When the world of technological is moving fast, will a source of knowledge like a library be able to retain its role and potential to respond to the users’ needs in the digital era? What does the future hold for libraries if they cannot keep up with the changing academic environment? To exchange ideas and hold talks with all stakeholders on this topic , TK park, a unit under the Office of Knowledge Management and Development (OKMD), organised TK Forum 2016 under the theme “Library Innovation and Learning in the 21st Century” to be held from 9am–6pm on March 31, 2016 at Meeting room 3-4, Queen Sirikit National Convention Center.
Rames Promyen, Vice President of OKMD and Acting Director-General of TK park, said the annual meeting was part of the effort to drive Thailand towards a creative learning society. TK park has continuously organised an annual academic conference since 2005 to strengthen cooperation and exchange knowledge on reading promotion strategies and development of learning resources among policymakers, academics and activists. The agency hoped that new ideas and recommendations gained from the forum would bring positive changes in the society, Mr Rames said.

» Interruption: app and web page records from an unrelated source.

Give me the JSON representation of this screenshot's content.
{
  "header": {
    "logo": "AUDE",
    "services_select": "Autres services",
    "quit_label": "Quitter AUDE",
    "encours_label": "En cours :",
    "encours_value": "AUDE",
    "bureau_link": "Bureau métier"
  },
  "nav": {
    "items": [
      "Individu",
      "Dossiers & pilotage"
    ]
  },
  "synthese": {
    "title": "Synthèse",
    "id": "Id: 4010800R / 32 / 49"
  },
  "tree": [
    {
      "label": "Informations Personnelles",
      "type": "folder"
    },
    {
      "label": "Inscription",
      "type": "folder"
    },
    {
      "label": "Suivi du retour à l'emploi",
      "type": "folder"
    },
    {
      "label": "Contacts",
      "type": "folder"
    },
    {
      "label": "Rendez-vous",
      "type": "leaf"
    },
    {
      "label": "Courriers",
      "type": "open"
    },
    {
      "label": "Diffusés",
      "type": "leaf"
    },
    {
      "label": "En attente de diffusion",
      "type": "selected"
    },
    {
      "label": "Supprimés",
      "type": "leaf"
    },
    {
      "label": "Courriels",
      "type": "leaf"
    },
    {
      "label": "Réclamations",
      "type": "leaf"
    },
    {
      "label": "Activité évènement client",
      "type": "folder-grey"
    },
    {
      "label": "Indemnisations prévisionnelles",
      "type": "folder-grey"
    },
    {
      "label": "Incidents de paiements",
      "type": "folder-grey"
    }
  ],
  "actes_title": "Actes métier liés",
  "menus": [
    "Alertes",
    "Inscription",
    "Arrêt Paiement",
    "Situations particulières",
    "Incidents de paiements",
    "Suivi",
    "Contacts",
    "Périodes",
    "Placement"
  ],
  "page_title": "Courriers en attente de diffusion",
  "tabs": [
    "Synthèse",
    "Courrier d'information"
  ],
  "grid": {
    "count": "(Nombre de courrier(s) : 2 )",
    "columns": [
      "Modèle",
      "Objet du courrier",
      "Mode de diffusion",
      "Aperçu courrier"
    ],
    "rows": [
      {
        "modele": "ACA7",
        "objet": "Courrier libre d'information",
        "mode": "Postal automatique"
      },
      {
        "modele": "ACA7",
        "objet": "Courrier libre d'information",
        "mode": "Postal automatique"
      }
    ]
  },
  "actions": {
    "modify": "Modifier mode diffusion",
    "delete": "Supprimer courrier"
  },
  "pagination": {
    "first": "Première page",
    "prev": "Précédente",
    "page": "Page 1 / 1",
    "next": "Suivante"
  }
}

Khunying Kasama Voravarn na Ayudhya, a member of the OKMD Board of Directors, said the forum stressed the importance of the creation of the innovation and creative ideas as tools develop to develop user-centered library services that corresponded to the 21st-century learning skills.
Wattanachai Winichakul, head of TK park’s academic department, said: “People who attended TK Forum 2015 agreed that we need to turn public libraries into creative spaces. For this year’s forum, we invited foreign speakers from the public library sector to share ideas and innovation used to invigorate libraries in their countries. We can learn from the global lessons and adapt them to our l local context.”
Mr Wattanachai said the day-long event also provided participants with information on future trends for libraries and librarianship as well as enabled them to prepare for the changing role of libraries.
The TK Forum 2016 featured keynote speakers Kimberly Matthews, Assistant Director of the Miami-Dade Public Library System; Brian Gambles, former director of Library of Birmingham; and Ngian Lek Choh, advisor of the National Library Board (NLB) of Singapore. The three guests spoke about “Managing Innovative Personalities for Successful Library Innovation” , “Future City, Future Library: Experiences and Lessons Learned from the Library of Birmingham”, and “How to Develop and Promote Innovation in the Public Service: Case of Public Libraries in Singapore”, respectively.
Mr Wattanachai said Mr Gambles was the public face of the Library of Birmingham and praised for steering the project through its development over the last decade before he early last year. The state-of-the-art library, which opened on in September 2013, attracted more than 2.7 million visitors in its first year.
The Miami-Dade Public Library System is the seventh largest public libraries (by size of population served) in the United States, with more than eight million visitors each year. In 2008, it was awarded the National Medal for Museum and Library Services, the nation’s highest honor for museums and libraries.
Mr Wattanachai said Ms Ngian Lek Choh was working on a project to develop innovative digital services for the National Archives of Singapore.
“There were very interesting case studies involving Singapore’s use of mobile and wireless technology in its library services,” Mr Wattanachai said. “Singapore is working to introduce robots in libraries.”